The AlkB-family proteins perform oxidative dealkylation repair of base damages in DNA/RNA.11,12,30,31 Recent studies of FTO and ABH1, the AlkB-family proteins in humans, suggest that these oxidases may also have broad regulatory functions.34–36 They likely catalyze oxidative demethylation on key regulatory nucleic acid components that have yet to be revealed. Unlike other DNA base repair family proteins, the majority of the AlkB proteins have a preference for ssDNA over dsDNA.28,35,36 We have shown that a simple DNA distortion mechanism is used by AlkB to facilitate base-flipping and to discriminate against more rigid dsDNA vs flexible ssDNA.29 This delicate mechanism could be used by other ssDNA or RNA binding proteins to concentrate on their cellular substrates in the presence of excess dsDNA. The AlkB-family proteins bind their substrate nucleic acids weakly and nonspecifically in vitro, often rendering it difficult to obtain a homogeneous protein–DNA complex sample for structural studies.46 We have developed an active-site cross-linking technique to covalently trap and characterize the base-flipping event.45–47 After detailed interactions are revealed from the active-site cross-linked structures, the disulfide link can be installed outside of the active site to provide native-like structures of the complexes.29 This strategy can be widely applied to other base-flipping DNA/RNA repair and modification proteins such as FTO, ABH3, DNA methyltransferases, and DNA/RNA deaminases.

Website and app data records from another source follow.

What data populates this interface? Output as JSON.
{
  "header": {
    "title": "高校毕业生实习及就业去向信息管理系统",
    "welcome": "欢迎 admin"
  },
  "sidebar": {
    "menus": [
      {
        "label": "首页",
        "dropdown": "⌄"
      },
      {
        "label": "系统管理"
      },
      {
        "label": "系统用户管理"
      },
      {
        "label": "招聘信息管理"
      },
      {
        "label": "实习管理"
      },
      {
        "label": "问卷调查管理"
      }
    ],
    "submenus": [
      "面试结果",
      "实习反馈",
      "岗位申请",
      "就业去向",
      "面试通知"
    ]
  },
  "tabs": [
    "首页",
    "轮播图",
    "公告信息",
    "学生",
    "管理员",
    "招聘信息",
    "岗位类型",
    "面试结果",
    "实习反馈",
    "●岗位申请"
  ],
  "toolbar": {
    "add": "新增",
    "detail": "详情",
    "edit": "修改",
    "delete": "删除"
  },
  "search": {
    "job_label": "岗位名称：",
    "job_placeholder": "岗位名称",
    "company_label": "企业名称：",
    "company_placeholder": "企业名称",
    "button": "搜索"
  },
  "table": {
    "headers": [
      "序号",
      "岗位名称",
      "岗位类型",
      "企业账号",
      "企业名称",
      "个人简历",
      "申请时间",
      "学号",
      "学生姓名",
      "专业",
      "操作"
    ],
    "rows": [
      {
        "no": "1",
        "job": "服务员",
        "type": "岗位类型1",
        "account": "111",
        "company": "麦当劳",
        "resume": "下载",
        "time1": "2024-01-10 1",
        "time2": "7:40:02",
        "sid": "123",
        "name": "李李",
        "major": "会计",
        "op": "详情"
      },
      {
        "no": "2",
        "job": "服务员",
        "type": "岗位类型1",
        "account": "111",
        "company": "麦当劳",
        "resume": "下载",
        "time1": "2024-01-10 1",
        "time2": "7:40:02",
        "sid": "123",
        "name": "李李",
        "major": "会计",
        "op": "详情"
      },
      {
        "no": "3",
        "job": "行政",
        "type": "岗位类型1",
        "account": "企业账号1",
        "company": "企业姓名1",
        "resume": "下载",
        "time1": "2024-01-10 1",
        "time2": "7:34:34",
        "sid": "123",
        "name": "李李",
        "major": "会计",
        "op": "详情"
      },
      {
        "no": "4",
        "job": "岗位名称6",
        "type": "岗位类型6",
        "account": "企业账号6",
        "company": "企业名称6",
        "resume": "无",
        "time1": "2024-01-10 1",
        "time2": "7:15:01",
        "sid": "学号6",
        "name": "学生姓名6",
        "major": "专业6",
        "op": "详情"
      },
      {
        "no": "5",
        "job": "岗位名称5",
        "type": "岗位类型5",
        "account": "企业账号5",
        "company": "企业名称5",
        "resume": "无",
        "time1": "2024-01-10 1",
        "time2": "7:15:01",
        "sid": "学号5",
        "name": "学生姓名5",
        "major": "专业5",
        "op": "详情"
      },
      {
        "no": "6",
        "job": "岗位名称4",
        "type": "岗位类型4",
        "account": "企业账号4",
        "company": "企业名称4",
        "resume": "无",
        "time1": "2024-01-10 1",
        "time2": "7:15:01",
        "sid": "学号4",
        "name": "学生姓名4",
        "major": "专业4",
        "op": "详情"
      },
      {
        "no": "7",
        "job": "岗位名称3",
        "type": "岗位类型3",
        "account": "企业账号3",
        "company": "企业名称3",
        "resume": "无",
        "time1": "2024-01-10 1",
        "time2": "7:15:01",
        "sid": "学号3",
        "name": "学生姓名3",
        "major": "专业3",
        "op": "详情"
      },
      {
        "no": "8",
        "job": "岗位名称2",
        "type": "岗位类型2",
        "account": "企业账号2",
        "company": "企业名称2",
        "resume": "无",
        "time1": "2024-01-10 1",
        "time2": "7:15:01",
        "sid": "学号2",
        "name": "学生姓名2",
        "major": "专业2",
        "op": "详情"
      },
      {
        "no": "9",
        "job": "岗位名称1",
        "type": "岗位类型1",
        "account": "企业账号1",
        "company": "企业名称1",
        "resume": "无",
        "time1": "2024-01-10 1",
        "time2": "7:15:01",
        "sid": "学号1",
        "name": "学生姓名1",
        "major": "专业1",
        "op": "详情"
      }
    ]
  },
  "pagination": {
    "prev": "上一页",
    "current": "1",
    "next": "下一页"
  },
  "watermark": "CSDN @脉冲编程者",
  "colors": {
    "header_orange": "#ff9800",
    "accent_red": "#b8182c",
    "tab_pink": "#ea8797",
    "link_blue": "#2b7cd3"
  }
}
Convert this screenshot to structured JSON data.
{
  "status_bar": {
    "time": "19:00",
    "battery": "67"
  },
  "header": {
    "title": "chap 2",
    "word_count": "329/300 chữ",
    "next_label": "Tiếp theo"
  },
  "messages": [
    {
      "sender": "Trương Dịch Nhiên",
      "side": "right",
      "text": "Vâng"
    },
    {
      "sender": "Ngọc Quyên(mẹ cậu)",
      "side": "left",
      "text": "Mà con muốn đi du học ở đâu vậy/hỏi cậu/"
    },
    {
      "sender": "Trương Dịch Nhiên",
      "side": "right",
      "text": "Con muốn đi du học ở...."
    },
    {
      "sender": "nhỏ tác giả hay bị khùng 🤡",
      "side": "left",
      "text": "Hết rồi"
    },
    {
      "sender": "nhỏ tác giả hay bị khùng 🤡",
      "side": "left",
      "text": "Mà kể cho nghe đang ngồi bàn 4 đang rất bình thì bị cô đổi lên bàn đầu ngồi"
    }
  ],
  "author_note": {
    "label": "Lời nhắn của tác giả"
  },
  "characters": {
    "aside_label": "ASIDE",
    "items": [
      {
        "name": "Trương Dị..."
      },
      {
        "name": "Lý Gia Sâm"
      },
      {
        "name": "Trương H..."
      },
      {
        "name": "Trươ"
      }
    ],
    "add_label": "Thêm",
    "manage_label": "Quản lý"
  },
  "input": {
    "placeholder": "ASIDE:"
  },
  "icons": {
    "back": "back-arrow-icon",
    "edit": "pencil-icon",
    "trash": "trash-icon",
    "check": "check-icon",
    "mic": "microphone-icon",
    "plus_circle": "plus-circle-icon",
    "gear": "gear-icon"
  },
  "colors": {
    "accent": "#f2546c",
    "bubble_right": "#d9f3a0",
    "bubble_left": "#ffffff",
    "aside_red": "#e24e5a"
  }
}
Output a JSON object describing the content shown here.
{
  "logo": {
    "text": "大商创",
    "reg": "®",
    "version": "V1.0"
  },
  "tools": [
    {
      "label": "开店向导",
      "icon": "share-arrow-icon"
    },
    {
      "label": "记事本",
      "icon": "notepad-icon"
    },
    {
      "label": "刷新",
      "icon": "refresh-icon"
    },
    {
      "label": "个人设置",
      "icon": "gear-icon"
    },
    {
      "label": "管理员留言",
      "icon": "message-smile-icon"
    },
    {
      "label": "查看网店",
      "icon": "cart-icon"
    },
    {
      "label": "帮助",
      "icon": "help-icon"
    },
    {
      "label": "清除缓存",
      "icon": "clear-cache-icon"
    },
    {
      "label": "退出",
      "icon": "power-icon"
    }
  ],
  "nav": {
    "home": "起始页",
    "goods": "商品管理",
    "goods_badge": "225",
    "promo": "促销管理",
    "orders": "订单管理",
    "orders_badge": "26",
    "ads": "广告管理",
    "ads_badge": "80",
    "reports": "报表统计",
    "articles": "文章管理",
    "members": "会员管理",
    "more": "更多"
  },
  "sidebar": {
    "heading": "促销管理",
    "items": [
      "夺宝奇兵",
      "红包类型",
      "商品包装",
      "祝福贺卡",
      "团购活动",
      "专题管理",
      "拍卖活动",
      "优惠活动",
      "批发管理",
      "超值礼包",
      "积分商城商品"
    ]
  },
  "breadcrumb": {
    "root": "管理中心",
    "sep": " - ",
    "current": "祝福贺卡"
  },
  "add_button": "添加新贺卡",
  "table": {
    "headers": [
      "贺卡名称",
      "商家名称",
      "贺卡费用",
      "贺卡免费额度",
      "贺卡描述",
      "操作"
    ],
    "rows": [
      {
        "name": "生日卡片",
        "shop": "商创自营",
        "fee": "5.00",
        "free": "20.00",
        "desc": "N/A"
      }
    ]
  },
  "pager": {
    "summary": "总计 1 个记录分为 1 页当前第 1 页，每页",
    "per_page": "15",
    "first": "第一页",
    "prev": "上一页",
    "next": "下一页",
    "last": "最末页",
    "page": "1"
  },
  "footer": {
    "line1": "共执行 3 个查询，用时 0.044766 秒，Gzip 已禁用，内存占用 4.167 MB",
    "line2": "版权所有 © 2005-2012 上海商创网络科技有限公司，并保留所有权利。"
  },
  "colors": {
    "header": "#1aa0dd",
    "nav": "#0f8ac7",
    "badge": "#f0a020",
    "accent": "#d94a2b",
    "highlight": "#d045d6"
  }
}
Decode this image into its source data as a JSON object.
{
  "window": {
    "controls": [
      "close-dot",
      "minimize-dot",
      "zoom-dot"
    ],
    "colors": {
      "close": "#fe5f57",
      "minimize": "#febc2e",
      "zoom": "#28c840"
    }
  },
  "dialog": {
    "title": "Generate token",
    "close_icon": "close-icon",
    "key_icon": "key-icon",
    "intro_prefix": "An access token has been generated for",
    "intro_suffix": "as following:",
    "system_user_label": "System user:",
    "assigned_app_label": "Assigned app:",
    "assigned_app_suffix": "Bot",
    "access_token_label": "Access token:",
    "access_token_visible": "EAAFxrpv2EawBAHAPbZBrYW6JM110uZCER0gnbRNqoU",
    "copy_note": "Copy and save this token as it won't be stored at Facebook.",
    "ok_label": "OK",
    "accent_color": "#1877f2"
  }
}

Overall, our cross-linking strategy offers a general solution to trap labile protein–DNA and protein–RNA interactions for base-flipping proteins.
This work was supported by the National Institutes of Health (Grant GM071440), the W. M. Keck Foundation Distinguished Young Scholar in Medical Research Program (C.H.), and A Cottrelll Scholar award (C.H.) from the Research Corporation. We thank Ms. Kristel Groth-Garcia for help with editing the manuscript.
Chengqi Yi is a graduate student in the Department of Chemistry at The University of Chicago.
Cai-Guang Yang was a research scientist in the Department of Chemistry at The University of Chicago and now is a professor at Shanghai Institute of Materia Medica, Chinese Academy of Sciences.
Chuan He received his Ph.D. from Massachusetts Institute of Technology, where he worked with Stephen J. Lippard. He did his postdoctoral work with Gregory L. Verdine at Harvard University. He is an associate professor of Chemistry at The University of Chicago.